But- What about the other side. We are our memories. History is just a collection of memories. If someone had the power to rewrite new memories in the masses, what would stop them from rewriting history? 

I know. It would make a good book right? But this is real. All of this could eventually become very real in the future. It all starts with that little white mouse and curiosity.

The article points out, "Though the work so far has been done on lab mice, the duo’s discoveries open a deeper line of thought into human nature. If memories can be manipulated at will, what does it mean to have a past?
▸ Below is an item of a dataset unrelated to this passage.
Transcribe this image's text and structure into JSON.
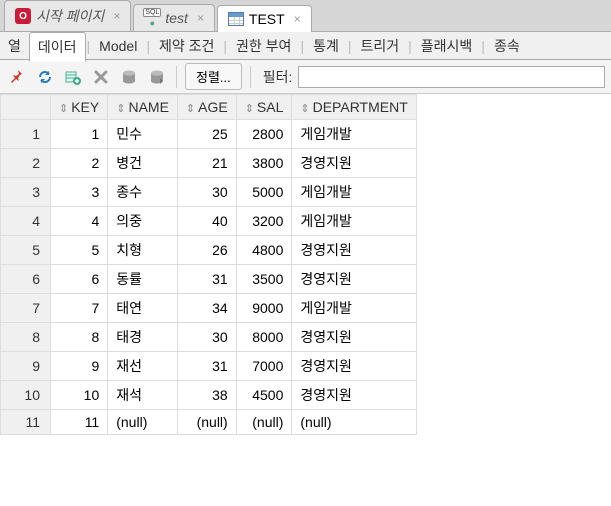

If we can erase a bad memory, or create a good one, how do we develop a true sense of self? “Memory is identity,” the British author Julian Barnes writes in his memoir Nothing to Be Frightened Of. “You are what you have done; what you have done is in your memory; what you remember defines who you are.”

As a writer, the idea opened a world for me and I ran with it. I am excited to share Lindy Johnson's first adventure "Caskets & Conspiracies" with the world in the very new future. 

But first I want to hear from you. I asked this question on my Facebook Page, but I want to ask it here as well. 

If you had the ability to erase and rewrite a memory, would you do it?

Most people said no they would not. 

Then I asked my second question.

If your child endured a traumatizing event, one that would change the course of their life, would erase and rewrite their memory?

That was where the answers differed. But what do you think?